§ DATA FOR THIS EXERCISE:

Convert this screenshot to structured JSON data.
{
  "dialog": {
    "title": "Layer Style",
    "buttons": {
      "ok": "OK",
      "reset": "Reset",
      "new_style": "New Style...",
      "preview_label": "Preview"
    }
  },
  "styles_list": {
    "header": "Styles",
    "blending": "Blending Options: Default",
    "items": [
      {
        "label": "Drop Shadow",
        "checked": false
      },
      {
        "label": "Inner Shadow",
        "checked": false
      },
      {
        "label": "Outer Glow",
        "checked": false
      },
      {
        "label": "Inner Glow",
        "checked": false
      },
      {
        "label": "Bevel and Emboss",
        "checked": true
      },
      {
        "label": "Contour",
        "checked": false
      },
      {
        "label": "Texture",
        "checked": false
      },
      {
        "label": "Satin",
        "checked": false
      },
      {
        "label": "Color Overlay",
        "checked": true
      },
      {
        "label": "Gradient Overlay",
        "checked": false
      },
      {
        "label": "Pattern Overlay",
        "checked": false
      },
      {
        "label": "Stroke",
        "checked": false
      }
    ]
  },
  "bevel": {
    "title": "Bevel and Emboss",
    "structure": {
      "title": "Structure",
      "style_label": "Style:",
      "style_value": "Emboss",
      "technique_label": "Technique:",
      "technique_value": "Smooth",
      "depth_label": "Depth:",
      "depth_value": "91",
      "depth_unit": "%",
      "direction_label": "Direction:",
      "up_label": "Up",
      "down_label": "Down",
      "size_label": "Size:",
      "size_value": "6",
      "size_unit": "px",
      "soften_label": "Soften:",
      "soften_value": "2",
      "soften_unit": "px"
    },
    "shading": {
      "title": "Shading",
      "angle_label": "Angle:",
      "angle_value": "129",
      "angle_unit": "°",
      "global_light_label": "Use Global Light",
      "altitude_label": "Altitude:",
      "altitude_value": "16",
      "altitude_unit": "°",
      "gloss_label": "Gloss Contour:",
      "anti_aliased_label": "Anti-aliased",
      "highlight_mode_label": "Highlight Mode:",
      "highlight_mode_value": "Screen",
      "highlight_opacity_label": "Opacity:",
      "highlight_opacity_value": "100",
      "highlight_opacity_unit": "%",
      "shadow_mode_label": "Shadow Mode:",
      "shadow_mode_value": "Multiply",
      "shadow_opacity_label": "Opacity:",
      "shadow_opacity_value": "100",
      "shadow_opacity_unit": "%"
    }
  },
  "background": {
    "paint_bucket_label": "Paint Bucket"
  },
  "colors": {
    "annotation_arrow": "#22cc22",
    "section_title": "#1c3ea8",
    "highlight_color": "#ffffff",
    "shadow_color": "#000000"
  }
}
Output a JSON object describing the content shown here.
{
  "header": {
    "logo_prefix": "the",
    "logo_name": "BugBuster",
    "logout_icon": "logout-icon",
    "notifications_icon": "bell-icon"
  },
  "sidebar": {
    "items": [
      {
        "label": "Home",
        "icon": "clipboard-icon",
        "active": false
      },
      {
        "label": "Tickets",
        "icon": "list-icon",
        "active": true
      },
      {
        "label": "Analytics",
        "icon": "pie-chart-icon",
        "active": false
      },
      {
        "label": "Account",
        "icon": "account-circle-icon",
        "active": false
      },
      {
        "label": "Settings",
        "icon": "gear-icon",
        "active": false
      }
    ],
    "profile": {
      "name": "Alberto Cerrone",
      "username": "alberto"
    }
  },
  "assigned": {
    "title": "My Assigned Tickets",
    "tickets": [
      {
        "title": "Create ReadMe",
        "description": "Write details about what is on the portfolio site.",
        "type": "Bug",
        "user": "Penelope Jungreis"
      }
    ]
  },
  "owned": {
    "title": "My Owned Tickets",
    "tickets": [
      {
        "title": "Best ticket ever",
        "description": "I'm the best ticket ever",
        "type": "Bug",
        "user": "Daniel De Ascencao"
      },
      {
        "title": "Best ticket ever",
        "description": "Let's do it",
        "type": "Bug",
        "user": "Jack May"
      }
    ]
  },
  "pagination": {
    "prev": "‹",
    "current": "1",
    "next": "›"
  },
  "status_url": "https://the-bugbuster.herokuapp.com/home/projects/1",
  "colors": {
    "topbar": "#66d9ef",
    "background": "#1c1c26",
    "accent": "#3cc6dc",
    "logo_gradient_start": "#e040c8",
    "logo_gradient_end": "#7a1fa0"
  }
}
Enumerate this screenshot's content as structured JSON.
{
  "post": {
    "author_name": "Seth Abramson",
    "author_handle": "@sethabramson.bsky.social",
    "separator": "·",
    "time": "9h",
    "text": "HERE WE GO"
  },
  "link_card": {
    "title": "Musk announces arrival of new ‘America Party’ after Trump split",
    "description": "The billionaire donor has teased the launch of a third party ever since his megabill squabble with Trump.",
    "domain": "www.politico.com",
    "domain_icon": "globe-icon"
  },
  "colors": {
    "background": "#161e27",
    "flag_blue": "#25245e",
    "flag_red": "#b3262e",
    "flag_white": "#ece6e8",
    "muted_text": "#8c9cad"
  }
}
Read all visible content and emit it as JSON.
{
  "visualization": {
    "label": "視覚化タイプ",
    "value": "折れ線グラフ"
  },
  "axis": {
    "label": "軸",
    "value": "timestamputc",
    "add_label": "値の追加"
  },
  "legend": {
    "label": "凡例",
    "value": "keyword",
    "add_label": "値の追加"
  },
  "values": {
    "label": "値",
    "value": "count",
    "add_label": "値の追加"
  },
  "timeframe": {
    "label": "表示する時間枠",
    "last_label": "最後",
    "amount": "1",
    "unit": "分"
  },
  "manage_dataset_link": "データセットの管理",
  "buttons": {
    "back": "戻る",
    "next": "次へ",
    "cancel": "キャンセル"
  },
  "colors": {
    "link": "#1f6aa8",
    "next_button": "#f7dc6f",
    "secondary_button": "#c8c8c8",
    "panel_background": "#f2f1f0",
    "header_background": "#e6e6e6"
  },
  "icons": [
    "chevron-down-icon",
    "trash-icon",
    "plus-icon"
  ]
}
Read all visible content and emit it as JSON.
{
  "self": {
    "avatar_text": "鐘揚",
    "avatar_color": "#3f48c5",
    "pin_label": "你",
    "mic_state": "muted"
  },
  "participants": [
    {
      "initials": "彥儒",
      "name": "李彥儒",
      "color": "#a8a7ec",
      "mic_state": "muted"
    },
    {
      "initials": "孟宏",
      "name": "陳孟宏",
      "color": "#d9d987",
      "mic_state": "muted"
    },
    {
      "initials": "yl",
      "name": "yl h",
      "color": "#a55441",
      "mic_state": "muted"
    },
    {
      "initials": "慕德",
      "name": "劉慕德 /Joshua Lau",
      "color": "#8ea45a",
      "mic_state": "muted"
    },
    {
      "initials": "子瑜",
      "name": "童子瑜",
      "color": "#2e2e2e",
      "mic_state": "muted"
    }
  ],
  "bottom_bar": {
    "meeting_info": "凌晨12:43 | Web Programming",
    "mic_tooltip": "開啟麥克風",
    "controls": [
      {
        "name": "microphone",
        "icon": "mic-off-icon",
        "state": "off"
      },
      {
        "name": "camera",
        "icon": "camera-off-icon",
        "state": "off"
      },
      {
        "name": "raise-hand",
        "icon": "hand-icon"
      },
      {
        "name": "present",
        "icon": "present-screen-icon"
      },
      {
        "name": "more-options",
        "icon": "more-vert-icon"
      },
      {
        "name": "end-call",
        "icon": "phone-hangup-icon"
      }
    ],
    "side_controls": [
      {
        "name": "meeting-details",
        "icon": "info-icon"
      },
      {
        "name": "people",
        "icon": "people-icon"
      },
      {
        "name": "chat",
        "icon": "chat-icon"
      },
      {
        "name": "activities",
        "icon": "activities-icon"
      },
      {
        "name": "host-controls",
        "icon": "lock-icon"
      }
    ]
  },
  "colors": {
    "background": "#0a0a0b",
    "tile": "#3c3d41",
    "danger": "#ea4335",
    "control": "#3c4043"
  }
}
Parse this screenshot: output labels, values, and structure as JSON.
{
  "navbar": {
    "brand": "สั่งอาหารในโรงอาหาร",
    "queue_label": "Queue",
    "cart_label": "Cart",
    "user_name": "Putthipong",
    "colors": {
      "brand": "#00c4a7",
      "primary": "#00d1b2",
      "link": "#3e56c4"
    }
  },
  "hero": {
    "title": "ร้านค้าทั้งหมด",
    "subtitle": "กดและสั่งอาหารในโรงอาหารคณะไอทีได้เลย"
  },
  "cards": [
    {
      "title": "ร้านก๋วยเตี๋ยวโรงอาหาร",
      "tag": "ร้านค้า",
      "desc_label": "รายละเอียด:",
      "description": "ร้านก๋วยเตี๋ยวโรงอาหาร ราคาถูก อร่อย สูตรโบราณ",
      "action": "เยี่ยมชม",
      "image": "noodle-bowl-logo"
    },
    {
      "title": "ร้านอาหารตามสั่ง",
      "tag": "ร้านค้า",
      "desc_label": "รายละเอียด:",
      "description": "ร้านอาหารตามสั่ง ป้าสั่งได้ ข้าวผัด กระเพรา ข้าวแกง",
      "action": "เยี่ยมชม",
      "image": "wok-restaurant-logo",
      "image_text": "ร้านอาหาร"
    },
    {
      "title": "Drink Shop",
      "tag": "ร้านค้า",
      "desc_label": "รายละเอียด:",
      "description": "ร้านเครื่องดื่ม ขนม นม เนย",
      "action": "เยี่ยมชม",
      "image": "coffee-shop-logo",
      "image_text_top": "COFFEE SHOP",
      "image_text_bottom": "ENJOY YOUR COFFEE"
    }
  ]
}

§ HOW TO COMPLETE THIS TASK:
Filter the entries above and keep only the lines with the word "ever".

§ EXERCISE ANSWER:
        "title": "Best ticket ever",
        "description": "I'm the best ticket ever",
        "title": "Best ticket ever",
    "description": "The billionaire donor has teased the launch of a third party ever since his megabill squabble with Trump.",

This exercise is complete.